## Exercise description
Using the listing below, count every line that contains the word "users"; respond with the count alone.

◆ ◆ ◆

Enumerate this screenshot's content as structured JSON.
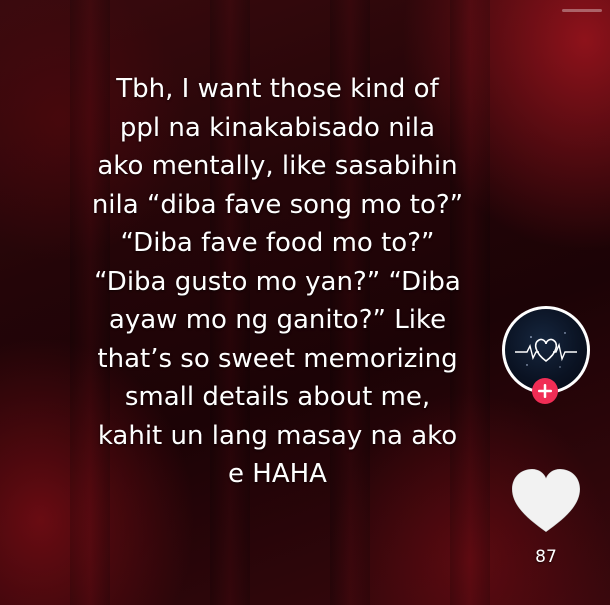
{
  "caption": {
    "lines": [
      "Tbh, I want those kind of",
      "ppl na kinakabisado nila",
      "ako mentally, like sasabihin",
      "nila “diba fave song mo to?”",
      "“Diba fave food mo to?”",
      "“Diba gusto mo yan?” “Diba",
      "ayaw mo ng ganito?” Like",
      "that’s so sweet memorizing",
      "small details about me,",
      "kahit un lang masay na ako",
      "e HAHA"
    ]
  },
  "sidebar": {
    "avatar_icon": "heartbeat-heart-icon",
    "follow_icon": "plus-icon",
    "like_icon": "heart-icon",
    "like_count": "87"
  },
  "colors": {
    "background": "#240508",
    "accent_red": "#a0141e",
    "follow_button": "#f02d55",
    "text": "#ffffff",
    "avatar_bg": "#0a1222"
  }
}
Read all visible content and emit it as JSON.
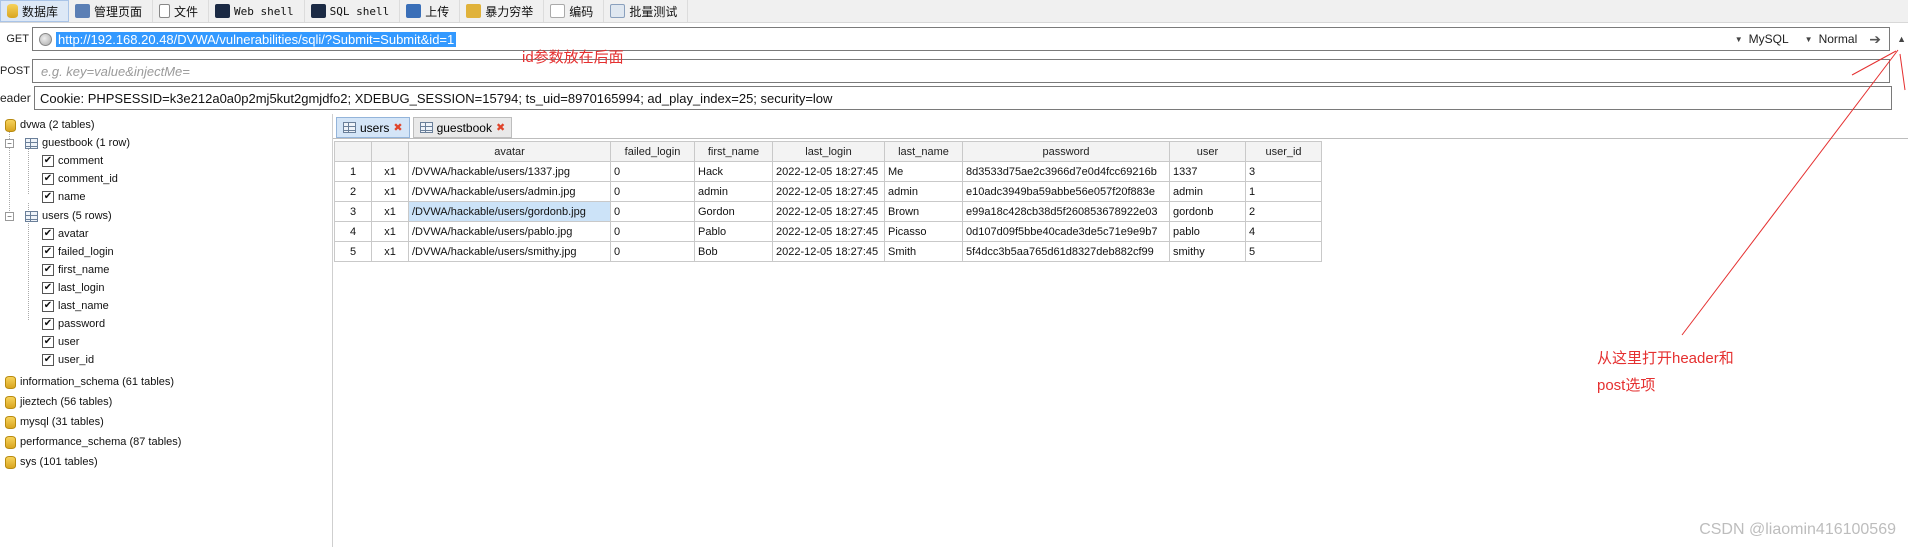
{
  "toolbar": {
    "items": [
      {
        "label": "数据库",
        "icon": "database-icon",
        "active": true
      },
      {
        "label": "管理页面",
        "icon": "manage-page-icon"
      },
      {
        "label": "文件",
        "icon": "file-icon"
      },
      {
        "label": "Web shell",
        "icon": "web-shell-icon"
      },
      {
        "label": "SQL shell",
        "icon": "sql-shell-icon"
      },
      {
        "label": "上传",
        "icon": "upload-icon"
      },
      {
        "label": "暴力穷举",
        "icon": "brute-force-icon"
      },
      {
        "label": "编码",
        "icon": "encode-icon"
      },
      {
        "label": "批量测试",
        "icon": "batch-test-icon"
      }
    ]
  },
  "request": {
    "get_label": "GET",
    "url": "http://192.168.20.48/DVWA/vulnerabilities/sqli/?Submit=Submit&id=1",
    "db_type": "MySQL",
    "mode": "Normal",
    "post_label": "POST",
    "post_placeholder": "e.g. key=value&injectMe=",
    "header_label": "eader",
    "header_value": "Cookie: PHPSESSID=k3e212a0a0p2mj5kut2gmjdfo2; XDEBUG_SESSION=15794; ts_uid=8970165994; ad_play_index=25; security=low"
  },
  "tree": {
    "dbs": [
      {
        "label": "dvwa (2 tables)"
      },
      {
        "label": "information_schema (61 tables)"
      },
      {
        "label": "jieztech (56 tables)"
      },
      {
        "label": "mysql (31 tables)"
      },
      {
        "label": "performance_schema (87 tables)"
      },
      {
        "label": "sys (101 tables)"
      }
    ],
    "tables": [
      {
        "label": "guestbook (1 row)",
        "columns": [
          "comment",
          "comment_id",
          "name"
        ]
      },
      {
        "label": "users (5 rows)",
        "columns": [
          "avatar",
          "failed_login",
          "first_name",
          "last_login",
          "last_name",
          "password",
          "user",
          "user_id"
        ]
      }
    ]
  },
  "tabs": [
    {
      "label": "users",
      "active": true
    },
    {
      "label": "guestbook",
      "active": false
    }
  ],
  "grid": {
    "columns": [
      "avatar",
      "failed_login",
      "first_name",
      "last_login",
      "last_name",
      "password",
      "user",
      "user_id"
    ],
    "rows": [
      {
        "n": "1",
        "x": "x1",
        "cells": [
          "/DVWA/hackable/users/1337.jpg",
          "0",
          "Hack",
          "2022-12-05 18:27:45",
          "Me",
          "8d3533d75ae2c3966d7e0d4fcc69216b",
          "1337",
          "3"
        ]
      },
      {
        "n": "2",
        "x": "x1",
        "cells": [
          "/DVWA/hackable/users/admin.jpg",
          "0",
          "admin",
          "2022-12-05 18:27:45",
          "admin",
          "e10adc3949ba59abbe56e057f20f883e",
          "admin",
          "1"
        ]
      },
      {
        "n": "3",
        "x": "x1",
        "cells": [
          "/DVWA/hackable/users/gordonb.jpg",
          "0",
          "Gordon",
          "2022-12-05 18:27:45",
          "Brown",
          "e99a18c428cb38d5f260853678922e03",
          "gordonb",
          "2"
        ]
      },
      {
        "n": "4",
        "x": "x1",
        "cells": [
          "/DVWA/hackable/users/pablo.jpg",
          "0",
          "Pablo",
          "2022-12-05 18:27:45",
          "Picasso",
          "0d107d09f5bbe40cade3de5c71e9e9b7",
          "pablo",
          "4"
        ]
      },
      {
        "n": "5",
        "x": "x1",
        "cells": [
          "/DVWA/hackable/users/smithy.jpg",
          "0",
          "Bob",
          "2022-12-05 18:27:45",
          "Smith",
          "5f4dcc3b5aa765d61d8327deb882cf99",
          "smithy",
          "5"
        ]
      }
    ]
  },
  "annotations": {
    "id_note": "id参数放在后面",
    "open_note_line1": "从这里打开header和",
    "open_note_line2": "post选项"
  },
  "watermark": "CSDN @liaomin416100569",
  "colors": {
    "annotation": "#e53030",
    "selection": "#3399ff"
  }
}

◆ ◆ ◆

## Task answer
7